### HOW TO COMPLETE THIS TASK
Write out every entry below exactly as it appears. Pictures do not belong in the copy.

### RECORDED INFORMATION
◇ ◇ ◇ ◇
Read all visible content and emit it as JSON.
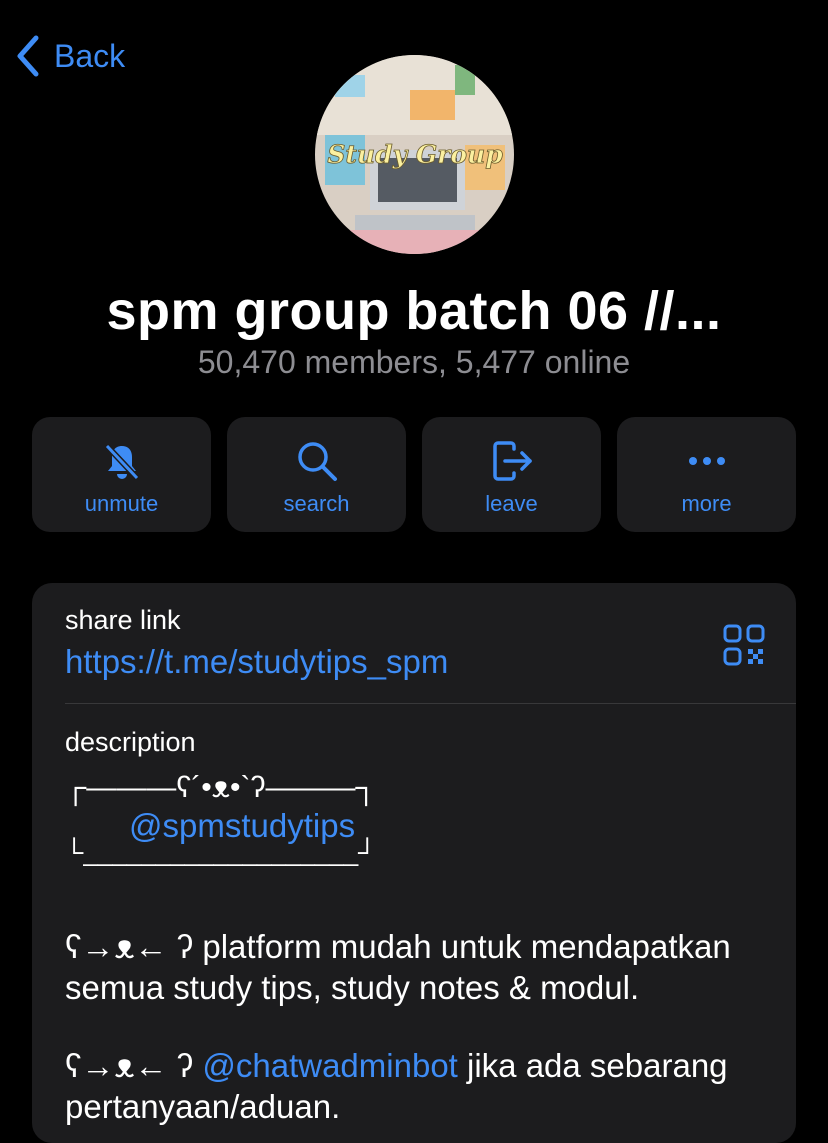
{
  "nav": {
    "back_label": "Back"
  },
  "group": {
    "avatar_text": "Study Group",
    "title": "spm group batch 06 //...",
    "subtitle": "50,470 members, 5,477 online"
  },
  "actions": [
    {
      "label": "unmute",
      "icon": "bell-slash-icon"
    },
    {
      "label": "search",
      "icon": "search-icon"
    },
    {
      "label": "leave",
      "icon": "leave-icon"
    },
    {
      "label": "more",
      "icon": "more-icon"
    }
  ],
  "info": {
    "share_label": "share link",
    "share_link": "https://t.me/studytips_spm",
    "description_label": "description",
    "desc_frame_top": "┌———ʕ´•ᴥ•`ʔ———┐",
    "desc_handle": "@spmstudytips",
    "desc_frame_bottom": "└___________________┘",
    "para1": "ʕ→ᴥ← ʔ platform mudah untuk mendapatkan semua study tips, study notes & modul.",
    "para2_prefix": "ʕ→ᴥ← ʔ ",
    "para2_link": "@chatwadminbot",
    "para2_suffix": " jika ada sebarang pertanyaan/aduan."
  },
  "colors": {
    "accent": "#3e8cf5",
    "card": "#1c1c1e",
    "muted": "#8d8d92"
  }
}
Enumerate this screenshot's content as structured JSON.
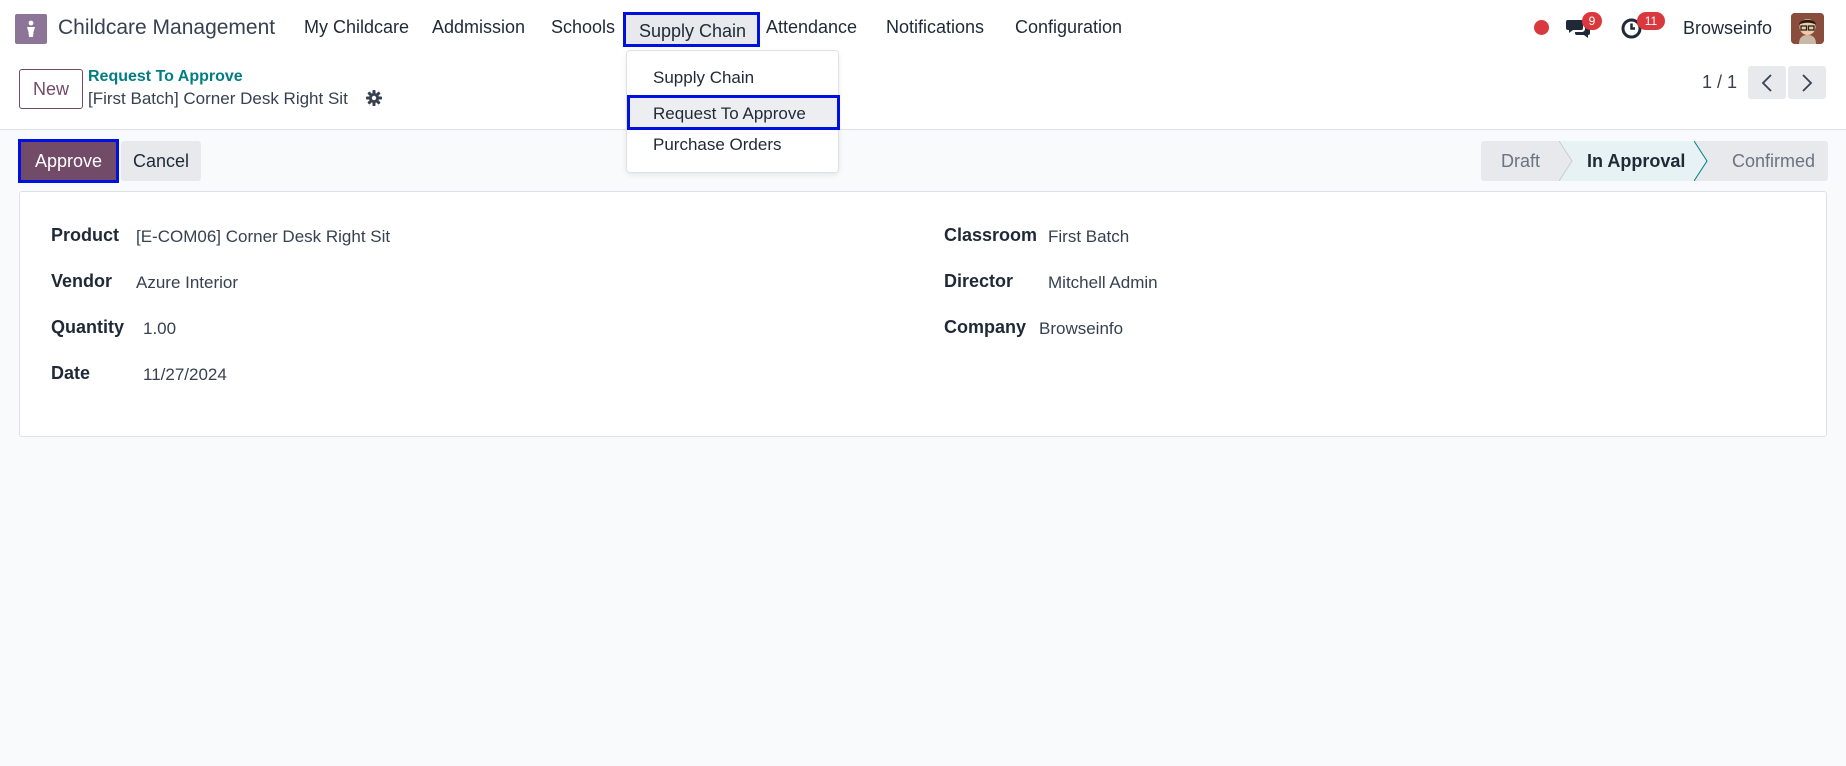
{
  "app": {
    "name": "Childcare Management",
    "logo_icon": "childcare-app-icon"
  },
  "nav": {
    "items": [
      "My Childcare",
      "Addmission",
      "Schools",
      "Supply Chain",
      "Attendance",
      "Notifications",
      "Configuration"
    ],
    "active": "Supply Chain"
  },
  "systray": {
    "messages_count": "9",
    "activities_count": "11",
    "company": "Browseinfo",
    "status_color": "#d9383d"
  },
  "dropdown": {
    "items": [
      "Supply Chain",
      "Request To Approve",
      "Purchase Orders"
    ],
    "active": "Request To Approve"
  },
  "control_panel": {
    "new_label": "New",
    "breadcrumb_parent": "Request To Approve",
    "breadcrumb_current": "[First Batch] Corner Desk Right Sit",
    "pager": "1 / 1"
  },
  "actions": {
    "approve_label": "Approve",
    "cancel_label": "Cancel"
  },
  "status": {
    "stages": [
      "Draft",
      "In Approval",
      "Confirmed"
    ],
    "current": "In Approval"
  },
  "form": {
    "left": [
      {
        "label": "Product",
        "value": "[E-COM06] Corner Desk Right Sit"
      },
      {
        "label": "Vendor",
        "value": "Azure Interior"
      },
      {
        "label": "Quantity",
        "value": "1.00"
      },
      {
        "label": "Date",
        "value": "11/27/2024"
      }
    ],
    "right": [
      {
        "label": "Classroom",
        "value": "First Batch"
      },
      {
        "label": "Director",
        "value": "Mitchell Admin"
      },
      {
        "label": "Company",
        "value": "Browseinfo"
      }
    ]
  },
  "colors": {
    "brand": "#714b67",
    "highlight_border": "#0010e0",
    "link": "#017e84",
    "badge": "#d9383d"
  }
}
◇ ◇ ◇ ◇
### EXERCISE RESPONSE
Read all visible content and emit it as JSON.
{
  "nav": {
    "back_label": "Back"
  },
  "group": {
    "avatar_text": "Study Group",
    "title": "spm group batch 06 //...",
    "subtitle": "50,470 members, 5,477 online"
  },
  "actions": [
    {
      "label": "unmute",
      "icon": "bell-slash-icon"
    },
    {
      "label": "search",
      "icon": "search-icon"
    },
    {
      "label": "leave",
      "icon": "leave-icon"
    },
    {
      "label": "more",
      "icon": "more-icon"
    }
  ],
  "info": {
    "share_label": "share link",
    "share_link": "https://t.me/studytips_spm",
    "description_label": "description",
    "desc_frame_top": "┌———ʕ´•ᴥ•`ʔ———┐",
    "desc_handle": "@spmstudytips",
    "desc_frame_bottom": "└___________________┘",
    "para1": "ʕ→ᴥ← ʔ platform mudah untuk mendapatkan semua study tips, study notes & modul.",
    "para2_prefix": "ʕ→ᴥ← ʔ ",
    "para2_link": "@chatwadminbot",
    "para2_suffix": " jika ada sebarang pertanyaan/aduan."
  },
  "colors": {
    "accent": "#3e8cf5",
    "card": "#1c1c1e",
    "muted": "#8d8d92"
  }
}
Enumerate this screenshot's content as structured JSON.
{
  "app": {
    "name": "Childcare Management",
    "logo_icon": "childcare-app-icon"
  },
  "nav": {
    "items": [
      "My Childcare",
      "Addmission",
      "Schools",
      "Supply Chain",
      "Attendance",
      "Notifications",
      "Configuration"
    ],
    "active": "Supply Chain"
  },
  "systray": {
    "messages_count": "9",
    "activities_count": "11",
    "company": "Browseinfo",
    "status_color": "#d9383d"
  },
  "dropdown": {
    "items": [
      "Supply Chain",
      "Request To Approve",
      "Purchase Orders"
    ],
    "active": "Request To Approve"
  },
  "control_panel": {
    "new_label": "New",
    "breadcrumb_parent": "Request To Approve",
    "breadcrumb_current": "[First Batch] Corner Desk Right Sit",
    "pager": "1 / 1"
  },
  "actions": {
    "approve_label": "Approve",
    "cancel_label": "Cancel"
  },
  "status": {
    "stages": [
      "Draft",
      "In Approval",
      "Confirmed"
    ],
    "current": "In Approval"
  },
  "form": {
    "left": [
      {
        "label": "Product",
        "value": "[E-COM06] Corner Desk Right Sit"
      },
      {
        "label": "Vendor",
        "value": "Azure Interior"
      },
      {
        "label": "Quantity",
        "value": "1.00"
      },
      {
        "label": "Date",
        "value": "11/27/2024"
      }
    ],
    "right": [
      {
        "label": "Classroom",
        "value": "First Batch"
      },
      {
        "label": "Director",
        "value": "Mitchell Admin"
      },
      {
        "label": "Company",
        "value": "Browseinfo"
      }
    ]
  },
  "colors": {
    "brand": "#714b67",
    "highlight_border": "#0010e0",
    "link": "#017e84",
    "badge": "#d9383d"
  }
}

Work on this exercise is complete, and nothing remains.